**Activity:** Pictures excluded, copy every record that follows exactly as it appears.

**Data provided:**
..........

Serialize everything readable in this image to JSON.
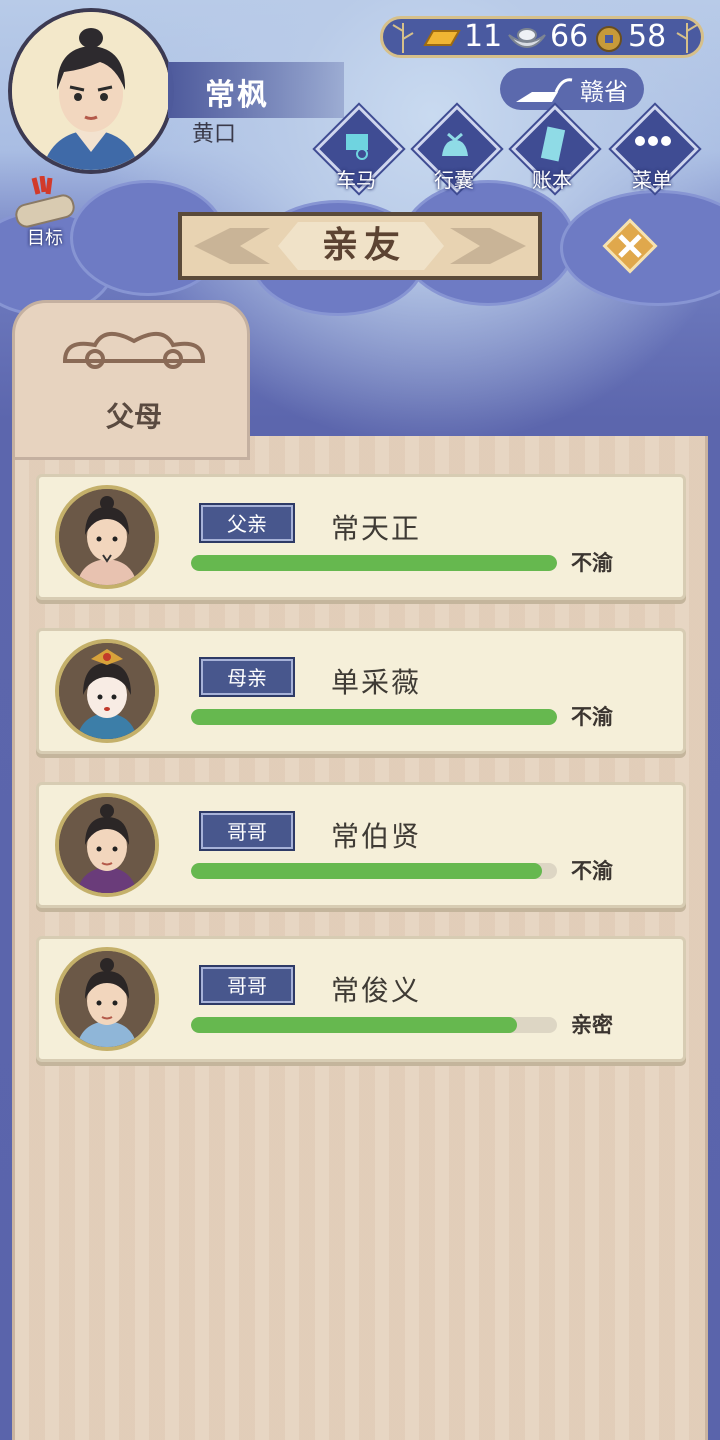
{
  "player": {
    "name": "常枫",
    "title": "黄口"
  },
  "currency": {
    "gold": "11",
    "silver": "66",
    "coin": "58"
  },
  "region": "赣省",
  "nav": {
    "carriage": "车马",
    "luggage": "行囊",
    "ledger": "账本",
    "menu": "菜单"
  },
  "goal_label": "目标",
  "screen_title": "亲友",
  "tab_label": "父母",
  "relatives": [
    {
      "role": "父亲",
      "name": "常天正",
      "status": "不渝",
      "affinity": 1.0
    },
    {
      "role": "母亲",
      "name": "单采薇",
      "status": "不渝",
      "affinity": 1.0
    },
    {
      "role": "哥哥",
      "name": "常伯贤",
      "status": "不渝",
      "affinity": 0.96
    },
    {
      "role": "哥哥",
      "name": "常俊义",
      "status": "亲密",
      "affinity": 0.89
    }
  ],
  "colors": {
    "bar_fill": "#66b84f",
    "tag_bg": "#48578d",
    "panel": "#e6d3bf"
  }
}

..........

**Written answer:**
Serialize everything readable in this image to JSON.
{
  "player": {
    "name": "常枫",
    "title": "黄口"
  },
  "currency": {
    "gold": "11",
    "silver": "66",
    "coin": "58"
  },
  "region": "赣省",
  "nav": {
    "carriage": "车马",
    "luggage": "行囊",
    "ledger": "账本",
    "menu": "菜单"
  },
  "goal_label": "目标",
  "screen_title": "亲友",
  "tab_label": "父母",
  "relatives": [
    {
      "role": "父亲",
      "name": "常天正",
      "status": "不渝",
      "affinity": 1.0
    },
    {
      "role": "母亲",
      "name": "单采薇",
      "status": "不渝",
      "affinity": 1.0
    },
    {
      "role": "哥哥",
      "name": "常伯贤",
      "status": "不渝",
      "affinity": 0.96
    },
    {
      "role": "哥哥",
      "name": "常俊义",
      "status": "亲密",
      "affinity": 0.89
    }
  ],
  "colors": {
    "bar_fill": "#66b84f",
    "tag_bg": "#48578d",
    "panel": "#e6d3bf"
  }
}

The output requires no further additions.